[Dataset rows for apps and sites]
====
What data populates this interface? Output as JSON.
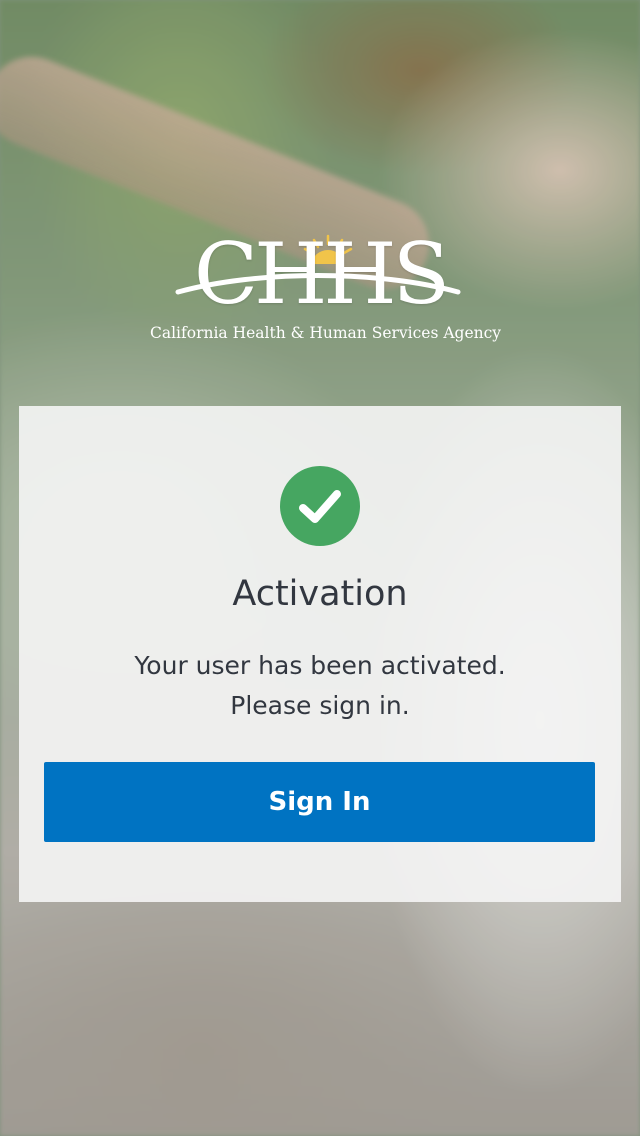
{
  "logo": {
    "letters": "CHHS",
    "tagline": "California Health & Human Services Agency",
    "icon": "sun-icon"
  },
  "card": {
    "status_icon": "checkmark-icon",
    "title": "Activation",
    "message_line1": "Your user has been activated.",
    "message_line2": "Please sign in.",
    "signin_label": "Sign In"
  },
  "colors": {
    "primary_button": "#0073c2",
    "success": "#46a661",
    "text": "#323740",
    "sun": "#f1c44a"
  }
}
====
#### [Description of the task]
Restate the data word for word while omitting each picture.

#### [Reply]
What data populates this interface? Output as JSON.
{
  "logo": {
    "letters": "CHHS",
    "tagline": "California Health & Human Services Agency",
    "icon": "sun-icon"
  },
  "card": {
    "status_icon": "checkmark-icon",
    "title": "Activation",
    "message_line1": "Your user has been activated.",
    "message_line2": "Please sign in.",
    "signin_label": "Sign In"
  },
  "colors": {
    "primary_button": "#0073c2",
    "success": "#46a661",
    "text": "#323740",
    "sun": "#f1c44a"
  }
}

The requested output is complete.